- [EXERCISE DETAILS]: An exact copy of all the entries below is what this task needs.

- [INPUT DATA]:
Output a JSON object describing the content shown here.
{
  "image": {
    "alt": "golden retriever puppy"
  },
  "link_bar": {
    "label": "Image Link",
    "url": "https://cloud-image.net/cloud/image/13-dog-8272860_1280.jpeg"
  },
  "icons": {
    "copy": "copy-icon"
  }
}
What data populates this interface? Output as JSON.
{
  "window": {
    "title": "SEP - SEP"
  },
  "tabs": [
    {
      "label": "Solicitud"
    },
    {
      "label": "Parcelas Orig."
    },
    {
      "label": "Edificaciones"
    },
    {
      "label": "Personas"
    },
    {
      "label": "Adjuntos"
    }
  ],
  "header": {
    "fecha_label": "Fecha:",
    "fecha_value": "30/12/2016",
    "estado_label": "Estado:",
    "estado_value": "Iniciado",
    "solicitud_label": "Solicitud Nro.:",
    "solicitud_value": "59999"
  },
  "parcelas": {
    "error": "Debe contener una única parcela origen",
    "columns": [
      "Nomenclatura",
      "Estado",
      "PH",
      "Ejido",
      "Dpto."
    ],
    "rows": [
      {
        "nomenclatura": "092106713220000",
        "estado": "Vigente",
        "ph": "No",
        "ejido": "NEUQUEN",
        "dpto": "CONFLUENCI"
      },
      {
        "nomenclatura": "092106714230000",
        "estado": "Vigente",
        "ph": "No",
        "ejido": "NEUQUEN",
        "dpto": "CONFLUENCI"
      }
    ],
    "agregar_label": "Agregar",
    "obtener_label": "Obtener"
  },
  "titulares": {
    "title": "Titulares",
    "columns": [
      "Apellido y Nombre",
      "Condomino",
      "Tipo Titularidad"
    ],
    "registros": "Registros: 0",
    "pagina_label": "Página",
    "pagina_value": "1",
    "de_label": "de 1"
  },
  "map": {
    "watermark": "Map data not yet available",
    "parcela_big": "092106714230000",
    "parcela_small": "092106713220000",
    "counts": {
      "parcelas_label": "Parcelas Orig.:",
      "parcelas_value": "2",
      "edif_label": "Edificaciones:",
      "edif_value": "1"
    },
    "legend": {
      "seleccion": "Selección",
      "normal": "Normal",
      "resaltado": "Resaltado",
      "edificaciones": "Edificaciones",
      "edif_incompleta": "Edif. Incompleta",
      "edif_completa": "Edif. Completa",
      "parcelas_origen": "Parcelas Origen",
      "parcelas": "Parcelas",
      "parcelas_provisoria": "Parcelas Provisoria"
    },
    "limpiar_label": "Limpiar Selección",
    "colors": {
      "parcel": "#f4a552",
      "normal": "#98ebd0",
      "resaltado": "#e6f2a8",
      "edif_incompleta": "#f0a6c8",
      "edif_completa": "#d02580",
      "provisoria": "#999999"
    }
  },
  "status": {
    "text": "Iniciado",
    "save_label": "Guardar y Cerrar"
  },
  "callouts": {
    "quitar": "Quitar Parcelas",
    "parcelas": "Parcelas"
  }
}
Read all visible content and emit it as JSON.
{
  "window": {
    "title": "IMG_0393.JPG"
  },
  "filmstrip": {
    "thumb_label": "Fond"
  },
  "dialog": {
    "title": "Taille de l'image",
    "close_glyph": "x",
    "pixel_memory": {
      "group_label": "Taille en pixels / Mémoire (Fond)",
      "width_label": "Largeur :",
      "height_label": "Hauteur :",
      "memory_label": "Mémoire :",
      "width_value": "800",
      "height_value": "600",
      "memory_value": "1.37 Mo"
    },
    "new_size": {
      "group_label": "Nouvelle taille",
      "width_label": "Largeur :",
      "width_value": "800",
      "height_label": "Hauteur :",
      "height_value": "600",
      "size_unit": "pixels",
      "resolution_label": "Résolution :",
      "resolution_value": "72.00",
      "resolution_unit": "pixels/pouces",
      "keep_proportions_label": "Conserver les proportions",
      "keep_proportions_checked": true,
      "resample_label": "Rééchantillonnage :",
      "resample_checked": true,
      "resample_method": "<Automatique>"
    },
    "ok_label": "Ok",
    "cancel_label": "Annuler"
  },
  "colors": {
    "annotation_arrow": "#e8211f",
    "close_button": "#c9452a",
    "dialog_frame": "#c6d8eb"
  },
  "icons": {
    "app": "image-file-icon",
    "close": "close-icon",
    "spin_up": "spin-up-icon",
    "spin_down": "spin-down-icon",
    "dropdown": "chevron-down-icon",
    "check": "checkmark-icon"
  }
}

- [SOLUTION BELOW]:
Output a JSON object describing the content shown here.
{
  "image": {
    "alt": "golden retriever puppy"
  },
  "link_bar": {
    "label": "Image Link",
    "url": "https://cloud-image.net/cloud/image/13-dog-8272860_1280.jpeg"
  },
  "icons": {
    "copy": "copy-icon"
  }
}
What data populates this interface? Output as JSON.
{
  "window": {
    "title": "SEP - SEP"
  },
  "tabs": [
    {
      "label": "Solicitud"
    },
    {
      "label": "Parcelas Orig."
    },
    {
      "label": "Edificaciones"
    },
    {
      "label": "Personas"
    },
    {
      "label": "Adjuntos"
    }
  ],
  "header": {
    "fecha_label": "Fecha:",
    "fecha_value": "30/12/2016",
    "estado_label": "Estado:",
    "estado_value": "Iniciado",
    "solicitud_label": "Solicitud Nro.:",
    "solicitud_value": "59999"
  },
  "parcelas": {
    "error": "Debe contener una única parcela origen",
    "columns": [
      "Nomenclatura",
      "Estado",
      "PH",
      "Ejido",
      "Dpto."
    ],
    "rows": [
      {
        "nomenclatura": "092106713220000",
        "estado": "Vigente",
        "ph": "No",
        "ejido": "NEUQUEN",
        "dpto": "CONFLUENCI"
      },
      {
        "nomenclatura": "092106714230000",
        "estado": "Vigente",
        "ph": "No",
        "ejido": "NEUQUEN",
        "dpto": "CONFLUENCI"
      }
    ],
    "agregar_label": "Agregar",
    "obtener_label": "Obtener"
  },
  "titulares": {
    "title": "Titulares",
    "columns": [
      "Apellido y Nombre",
      "Condomino",
      "Tipo Titularidad"
    ],
    "registros": "Registros: 0",
    "pagina_label": "Página",
    "pagina_value": "1",
    "de_label": "de 1"
  },
  "map": {
    "watermark": "Map data not yet available",
    "parcela_big": "092106714230000",
    "parcela_small": "092106713220000",
    "counts": {
      "parcelas_label": "Parcelas Orig.:",
      "parcelas_value": "2",
      "edif_label": "Edificaciones:",
      "edif_value": "1"
    },
    "legend": {
      "seleccion": "Selección",
      "normal": "Normal",
      "resaltado": "Resaltado",
      "edificaciones": "Edificaciones",
      "edif_incompleta": "Edif. Incompleta",
      "edif_completa": "Edif. Completa",
      "parcelas_origen": "Parcelas Origen",
      "parcelas": "Parcelas",
      "parcelas_provisoria": "Parcelas Provisoria"
    },
    "limpiar_label": "Limpiar Selección",
    "colors": {
      "parcel": "#f4a552",
      "normal": "#98ebd0",
      "resaltado": "#e6f2a8",
      "edif_incompleta": "#f0a6c8",
      "edif_completa": "#d02580",
      "provisoria": "#999999"
    }
  },
  "status": {
    "text": "Iniciado",
    "save_label": "Guardar y Cerrar"
  },
  "callouts": {
    "quitar": "Quitar Parcelas",
    "parcelas": "Parcelas"
  }
}
Read all visible content and emit it as JSON.
{
  "window": {
    "title": "IMG_0393.JPG"
  },
  "filmstrip": {
    "thumb_label": "Fond"
  },
  "dialog": {
    "title": "Taille de l'image",
    "close_glyph": "x",
    "pixel_memory": {
      "group_label": "Taille en pixels / Mémoire (Fond)",
      "width_label": "Largeur :",
      "height_label": "Hauteur :",
      "memory_label": "Mémoire :",
      "width_value": "800",
      "height_value": "600",
      "memory_value": "1.37 Mo"
    },
    "new_size": {
      "group_label": "Nouvelle taille",
      "width_label": "Largeur :",
      "width_value": "800",
      "height_label": "Hauteur :",
      "height_value": "600",
      "size_unit": "pixels",
      "resolution_label": "Résolution :",
      "resolution_value": "72.00",
      "resolution_unit": "pixels/pouces",
      "keep_proportions_label": "Conserver les proportions",
      "keep_proportions_checked": true,
      "resample_label": "Rééchantillonnage :",
      "resample_checked": true,
      "resample_method": "<Automatique>"
    },
    "ok_label": "Ok",
    "cancel_label": "Annuler"
  },
  "colors": {
    "annotation_arrow": "#e8211f",
    "close_button": "#c9452a",
    "dialog_frame": "#c6d8eb"
  },
  "icons": {
    "app": "image-file-icon",
    "close": "close-icon",
    "spin_up": "spin-up-icon",
    "spin_down": "spin-down-icon",
    "dropdown": "chevron-down-icon",
    "check": "checkmark-icon"
  }
}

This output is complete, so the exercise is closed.